Material for the task
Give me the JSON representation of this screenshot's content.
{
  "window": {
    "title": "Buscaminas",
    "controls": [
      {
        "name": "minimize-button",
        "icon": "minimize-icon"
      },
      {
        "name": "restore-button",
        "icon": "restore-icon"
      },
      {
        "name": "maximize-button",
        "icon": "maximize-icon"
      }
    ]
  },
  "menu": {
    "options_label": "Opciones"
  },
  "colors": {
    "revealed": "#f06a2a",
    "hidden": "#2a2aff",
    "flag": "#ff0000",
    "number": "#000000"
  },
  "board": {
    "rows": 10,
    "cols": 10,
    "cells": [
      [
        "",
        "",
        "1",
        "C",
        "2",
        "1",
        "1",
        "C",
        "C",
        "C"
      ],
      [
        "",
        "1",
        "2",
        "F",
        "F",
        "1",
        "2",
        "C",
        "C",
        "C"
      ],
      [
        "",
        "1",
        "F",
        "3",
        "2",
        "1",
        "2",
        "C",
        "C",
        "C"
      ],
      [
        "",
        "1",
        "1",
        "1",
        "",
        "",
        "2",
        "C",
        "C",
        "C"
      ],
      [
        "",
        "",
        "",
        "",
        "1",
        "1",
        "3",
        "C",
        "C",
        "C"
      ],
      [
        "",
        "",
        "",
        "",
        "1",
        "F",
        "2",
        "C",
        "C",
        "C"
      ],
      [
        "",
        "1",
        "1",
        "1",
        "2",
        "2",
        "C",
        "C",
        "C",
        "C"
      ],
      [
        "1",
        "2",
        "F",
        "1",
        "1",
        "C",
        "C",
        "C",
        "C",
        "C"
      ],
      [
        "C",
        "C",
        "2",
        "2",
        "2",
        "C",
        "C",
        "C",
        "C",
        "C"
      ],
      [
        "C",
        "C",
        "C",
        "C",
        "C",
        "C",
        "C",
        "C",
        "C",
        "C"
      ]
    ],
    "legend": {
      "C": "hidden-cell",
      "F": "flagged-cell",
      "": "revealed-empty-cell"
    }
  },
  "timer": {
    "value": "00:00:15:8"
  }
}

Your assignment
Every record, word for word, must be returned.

Result
Give me the JSON representation of this screenshot's content.
{
  "window": {
    "title": "Buscaminas",
    "controls": [
      {
        "name": "minimize-button",
        "icon": "minimize-icon"
      },
      {
        "name": "restore-button",
        "icon": "restore-icon"
      },
      {
        "name": "maximize-button",
        "icon": "maximize-icon"
      }
    ]
  },
  "menu": {
    "options_label": "Opciones"
  },
  "colors": {
    "revealed": "#f06a2a",
    "hidden": "#2a2aff",
    "flag": "#ff0000",
    "number": "#000000"
  },
  "board": {
    "rows": 10,
    "cols": 10,
    "cells": [
      [
        "",
        "",
        "1",
        "C",
        "2",
        "1",
        "1",
        "C",
        "C",
        "C"
      ],
      [
        "",
        "1",
        "2",
        "F",
        "F",
        "1",
        "2",
        "C",
        "C",
        "C"
      ],
      [
        "",
        "1",
        "F",
        "3",
        "2",
        "1",
        "2",
        "C",
        "C",
        "C"
      ],
      [
        "",
        "1",
        "1",
        "1",
        "",
        "",
        "2",
        "C",
        "C",
        "C"
      ],
      [
        "",
        "",
        "",
        "",
        "1",
        "1",
        "3",
        "C",
        "C",
        "C"
      ],
      [
        "",
        "",
        "",
        "",
        "1",
        "F",
        "2",
        "C",
        "C",
        "C"
      ],
      [
        "",
        "1",
        "1",
        "1",
        "2",
        "2",
        "C",
        "C",
        "C",
        "C"
      ],
      [
        "1",
        "2",
        "F",
        "1",
        "1",
        "C",
        "C",
        "C",
        "C",
        "C"
      ],
      [
        "C",
        "C",
        "2",
        "2",
        "2",
        "C",
        "C",
        "C",
        "C",
        "C"
      ],
      [
        "C",
        "C",
        "C",
        "C",
        "C",
        "C",
        "C",
        "C",
        "C",
        "C"
      ]
    ],
    "legend": {
      "C": "hidden-cell",
      "F": "flagged-cell",
      "": "revealed-empty-cell"
    }
  },
  "timer": {
    "value": "00:00:15:8"
  }
}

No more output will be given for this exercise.